And it’ll bring up the same sick feeling felt by No. 3 Oklahoma after losing to BYU in week one, or No. 5 Oklahoma State after a loss to Houston on Sept. 12, or, just a week ago, by No. 3 Southern Cal after getting upset at Washington.
The Rebels entered with their highest ranking since Archie Manning was quarterback in 1970. They left with their eight-game losing streak gone, along with any sense they could challenge for the national title.
“I never did sense that we were feeling a lot of pressure,” coach Houston Nutt said. “Now it is what it is. You’ve lost your first conference game. You’ve got to work hard and win the next conference game.”
That’ll could be difficult unless Jevan Snead and the offense perk up. They entered averaging 48 points and 424 yards a game its first two weeks, but except for a fourth-quarter stretch, couldn’t solve South Carolina’s defense.
The Gamecocks (3-1, 1-1) had been 1-31 all-time against Top 5 foes, but left Williams-Brice Stadium with the biggest win of coach Steve Spurrier’s five seasons.
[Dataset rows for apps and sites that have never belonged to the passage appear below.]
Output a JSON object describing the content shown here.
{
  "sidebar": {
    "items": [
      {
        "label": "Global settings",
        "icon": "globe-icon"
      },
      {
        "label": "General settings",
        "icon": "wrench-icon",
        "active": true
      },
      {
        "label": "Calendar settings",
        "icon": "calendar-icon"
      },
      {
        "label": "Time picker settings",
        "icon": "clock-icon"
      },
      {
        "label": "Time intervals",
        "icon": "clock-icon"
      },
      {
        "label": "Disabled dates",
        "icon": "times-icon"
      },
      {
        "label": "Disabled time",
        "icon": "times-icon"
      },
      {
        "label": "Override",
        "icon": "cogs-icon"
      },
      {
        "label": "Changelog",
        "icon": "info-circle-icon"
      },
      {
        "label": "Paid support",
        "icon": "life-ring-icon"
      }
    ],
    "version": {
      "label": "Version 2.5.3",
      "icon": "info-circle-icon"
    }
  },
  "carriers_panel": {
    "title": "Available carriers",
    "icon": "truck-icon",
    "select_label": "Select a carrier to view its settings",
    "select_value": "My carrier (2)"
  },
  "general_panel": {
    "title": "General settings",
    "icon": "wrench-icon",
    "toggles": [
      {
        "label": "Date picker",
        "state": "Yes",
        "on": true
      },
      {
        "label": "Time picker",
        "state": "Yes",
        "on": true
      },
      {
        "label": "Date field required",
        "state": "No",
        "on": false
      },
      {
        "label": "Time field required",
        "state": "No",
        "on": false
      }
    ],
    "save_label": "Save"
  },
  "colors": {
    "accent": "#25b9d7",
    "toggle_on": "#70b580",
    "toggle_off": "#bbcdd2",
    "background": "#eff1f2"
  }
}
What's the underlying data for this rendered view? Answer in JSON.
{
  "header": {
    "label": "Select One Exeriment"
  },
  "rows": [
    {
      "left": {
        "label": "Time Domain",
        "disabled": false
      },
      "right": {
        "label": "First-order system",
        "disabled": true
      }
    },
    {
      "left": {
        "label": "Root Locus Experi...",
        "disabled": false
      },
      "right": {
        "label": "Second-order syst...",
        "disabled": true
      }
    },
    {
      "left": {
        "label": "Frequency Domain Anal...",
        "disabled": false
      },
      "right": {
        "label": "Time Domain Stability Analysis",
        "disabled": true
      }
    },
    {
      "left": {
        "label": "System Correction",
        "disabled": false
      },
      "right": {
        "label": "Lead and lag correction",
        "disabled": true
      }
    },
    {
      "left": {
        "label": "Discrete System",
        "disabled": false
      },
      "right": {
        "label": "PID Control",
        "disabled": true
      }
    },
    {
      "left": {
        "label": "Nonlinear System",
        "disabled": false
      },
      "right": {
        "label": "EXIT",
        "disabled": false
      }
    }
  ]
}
Spencer Lanning kicked three field goals and fullback Patrick DiMarco had a key two-yard TD catch for the Gamecocks.
“It was good to get a win when everybody watches,” Spurrier said. “It was good for all Gamecocks.”
Ole Miss had one last chance at a go-ahead TD that would’ve extended its eight-game winning streak. But Snead was sacked by Cliff Matthews, then had a fourth-down pass knocked away by Darian Stewart.
The Gamecocks jumped around when the game ended, celebrating a victory these players had never enjoyed before at their own stadium. South Carolina’s lone top-5 win came at North Carolina in 1981.
“It was a pretty ugly win, but a win and we’ll take it every time,” Gamecocks quarterback Stephen Garcia said.
Snead came into the season with a Tim Tebow-like buzz.
Snead, though, flopped in front a national audience eager to see what the Rebels were made of.
The Ole Miss junior missed six straight throws during one stretch and only once came through with a critical play. His 45-yard TD pass to Markeith Summers with under 10 minutes left in the game that cut it to 16-10.
South Carolina’s defense had to come through after that because the offense, which controlled things for much of the first three quarters went three-and-out on its final four possessions.
Snead’s 11-yard pass to Pat Patterson brought Ole Miss to the Gamecocks 32 with 2:55 to play. Then Nutt tried to outfox South Carolina.
A carry by Brandon Bolden out of the “Wild Rebel” package went for a yard. A double reverse to Dexter McCluster lost four yards.
Matthews followed with his sack of Snead before Stewart preserved the win by batting down the final pass.